While community lockdowns have shuttered several businesses and resulted in loss of jobs, Filipinos were quick to pivot and became home-based online entrepreneurs. In a display of grit and resilience, from only 1,700 registered online businesses in the first quarter of the year, the figure ballooned to 75,000 as of September. 

Surprisingly, remittances from overseas Filipinos have continued to increase, surpassing last year’s pre-pandemic levels. The government has also committed to distribute P13 billion in cash aid to displaced formal sector workers and repatriated migrant workers as well as informal sector workers through an emergency employment program.

Image by Engin Akyurt from Pixabay

2. More thoughtful Christmas shopping

Lining up Christmas stockings while saving a little for the uncertain times ahead is certainly a challenging task for most Filipinos. But recent market studies have shown that while the celebrations may be toned down, consumers remain ready to spend, especially for meaningful and pragmatic products or services.

People are giving gifts they buy more thought, according to Swasti Sarna, Pinterest insights manager. While holiday searches usually begin in the middle of the year, these started as early as April this year, or a month after the pandemic was declared.

Top searches in Pinterest were for “personalized Christmas gift ideas” and “sentimental gifts.” “People are just looking for something to look forward to. It’s a really tough time for everybody, but the holidays are always a really fun time and just spread a lot of cheer,” Sarna said.

3. Less store-bought, more homemade

Homemade gifts and home-cooked food will be common during the holiday season as consumers try to stretch their budget, global data analytics firm Nielsen said in a recent report.

What is essential is now also festive. Nielsen said the pandemic has redefined holiday spending and gift-giving etiquette. The list of recipients might also be considerably shorter to include only the people who truly matter and with whom we have meaningful relationships.

4. Safe and inclusive digital transactions

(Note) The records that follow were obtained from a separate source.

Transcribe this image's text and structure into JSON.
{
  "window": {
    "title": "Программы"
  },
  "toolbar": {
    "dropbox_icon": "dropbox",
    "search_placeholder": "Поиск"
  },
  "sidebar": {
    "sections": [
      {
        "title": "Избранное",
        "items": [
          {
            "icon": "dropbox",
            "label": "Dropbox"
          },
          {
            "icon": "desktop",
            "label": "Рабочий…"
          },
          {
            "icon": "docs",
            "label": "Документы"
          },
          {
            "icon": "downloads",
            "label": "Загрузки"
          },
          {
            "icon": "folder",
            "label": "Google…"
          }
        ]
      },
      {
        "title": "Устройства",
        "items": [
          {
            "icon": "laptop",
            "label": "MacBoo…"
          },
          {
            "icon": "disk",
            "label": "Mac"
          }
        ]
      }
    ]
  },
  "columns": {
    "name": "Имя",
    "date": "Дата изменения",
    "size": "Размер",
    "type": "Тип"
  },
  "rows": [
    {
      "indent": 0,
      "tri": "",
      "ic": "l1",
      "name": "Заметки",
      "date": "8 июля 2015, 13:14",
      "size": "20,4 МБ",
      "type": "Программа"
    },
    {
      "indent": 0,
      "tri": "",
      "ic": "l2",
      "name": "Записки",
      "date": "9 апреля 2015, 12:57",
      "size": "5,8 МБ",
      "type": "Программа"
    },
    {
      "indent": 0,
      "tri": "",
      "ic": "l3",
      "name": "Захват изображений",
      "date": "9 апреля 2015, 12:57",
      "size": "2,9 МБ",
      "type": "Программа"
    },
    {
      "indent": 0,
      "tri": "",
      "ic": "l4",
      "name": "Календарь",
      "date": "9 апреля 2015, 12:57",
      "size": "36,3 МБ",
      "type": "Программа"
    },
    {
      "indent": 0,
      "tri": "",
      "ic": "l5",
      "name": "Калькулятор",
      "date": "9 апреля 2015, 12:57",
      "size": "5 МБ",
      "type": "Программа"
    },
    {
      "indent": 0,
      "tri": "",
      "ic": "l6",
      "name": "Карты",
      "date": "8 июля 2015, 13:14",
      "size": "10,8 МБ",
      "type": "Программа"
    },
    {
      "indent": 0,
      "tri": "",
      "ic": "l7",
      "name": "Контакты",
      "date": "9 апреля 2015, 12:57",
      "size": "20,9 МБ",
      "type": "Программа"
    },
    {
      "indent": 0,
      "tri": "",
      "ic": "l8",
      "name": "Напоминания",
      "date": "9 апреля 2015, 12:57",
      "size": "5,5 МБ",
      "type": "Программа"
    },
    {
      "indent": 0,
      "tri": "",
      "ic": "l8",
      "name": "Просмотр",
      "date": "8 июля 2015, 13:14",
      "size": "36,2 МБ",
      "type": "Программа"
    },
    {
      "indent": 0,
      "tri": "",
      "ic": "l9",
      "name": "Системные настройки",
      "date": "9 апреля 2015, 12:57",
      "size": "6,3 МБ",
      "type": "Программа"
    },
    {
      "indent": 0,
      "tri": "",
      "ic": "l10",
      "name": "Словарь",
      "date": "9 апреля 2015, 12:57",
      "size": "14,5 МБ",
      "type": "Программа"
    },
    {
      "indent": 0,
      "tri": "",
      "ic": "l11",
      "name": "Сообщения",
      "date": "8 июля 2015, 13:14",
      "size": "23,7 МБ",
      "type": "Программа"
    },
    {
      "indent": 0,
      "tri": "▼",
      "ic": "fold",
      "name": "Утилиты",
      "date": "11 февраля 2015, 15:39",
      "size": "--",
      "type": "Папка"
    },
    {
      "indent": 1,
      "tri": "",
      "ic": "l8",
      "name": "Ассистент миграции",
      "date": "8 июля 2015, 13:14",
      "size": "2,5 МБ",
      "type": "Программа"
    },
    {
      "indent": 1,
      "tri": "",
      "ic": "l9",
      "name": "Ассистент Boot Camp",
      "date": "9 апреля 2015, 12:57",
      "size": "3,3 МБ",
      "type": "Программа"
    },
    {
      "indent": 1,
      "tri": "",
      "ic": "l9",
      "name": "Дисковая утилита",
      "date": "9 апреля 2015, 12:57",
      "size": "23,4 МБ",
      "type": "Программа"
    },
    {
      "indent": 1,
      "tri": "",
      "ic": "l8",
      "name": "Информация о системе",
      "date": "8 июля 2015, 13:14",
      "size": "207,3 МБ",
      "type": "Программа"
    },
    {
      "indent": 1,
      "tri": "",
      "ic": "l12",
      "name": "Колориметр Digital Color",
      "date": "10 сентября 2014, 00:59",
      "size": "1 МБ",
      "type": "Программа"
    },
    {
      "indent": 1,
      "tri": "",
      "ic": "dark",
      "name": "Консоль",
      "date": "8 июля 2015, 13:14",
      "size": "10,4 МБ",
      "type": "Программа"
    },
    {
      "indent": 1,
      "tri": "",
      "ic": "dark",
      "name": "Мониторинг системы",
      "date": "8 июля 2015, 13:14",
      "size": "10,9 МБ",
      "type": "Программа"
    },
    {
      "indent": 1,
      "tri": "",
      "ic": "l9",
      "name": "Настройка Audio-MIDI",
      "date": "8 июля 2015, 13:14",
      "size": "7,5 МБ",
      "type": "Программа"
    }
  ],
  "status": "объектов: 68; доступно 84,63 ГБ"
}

Digital payments and online platforms have become more ubiquitous during the lockdown. Shoppers now take home deliveries for granted, increasingly buying essentials and other goods online via shopping portals like Lazada, Shopee and MetroMart. What used to be a necessity in a time of quarantine has become a mainstay for shoppers, even after movements have loosened up in certain parts of the country.

According to the Bangko Sentral ng Pilipinas, there was a “growing preference for digital transactions” as these were viewed as safer and more convenient. The increase in digitization also promoted financial inclusion, the Central Bank said, especially for unbanked Filipinos who have become empowered with financial access.

Image by rawpixel.com
Image by rawpixel.com

5. Real estate as safe haven investments

Certain investments remain safe havens during uncertain times. The real estate sector, for example, continues to enjoy strong investor confidence and has been ranked as the third safest investment next only to gold and deposit certificates.

Real estate can be even more rewarding with a long investment horizon. In 1978, for example, Ayala Alabang property cost P230 per square meter (sqm), but values grew at a compounded annual growth rate (CAGR) of 16 to 17 percent through several recessions and recoveries. Today, that Ayala Alabang lot is worth up to P110,000 per sqm.

Avida Land has affordable, right-sized cuts with easy financing terms available. Avida’s developments in the provinces offer the best value for your long-term investment: consider Alviera in Pampanga and Nuvali in Laguna.

Filipinos may be celebrating Christmas differently this year, just as the rest of the world is adjusting to the unprecedented pace and scale of disruption brought about by the pandemic. A lot remain anxious and cautiously optimistic, but these only serve to highlight the truly important things and the truly relevant people in our lives.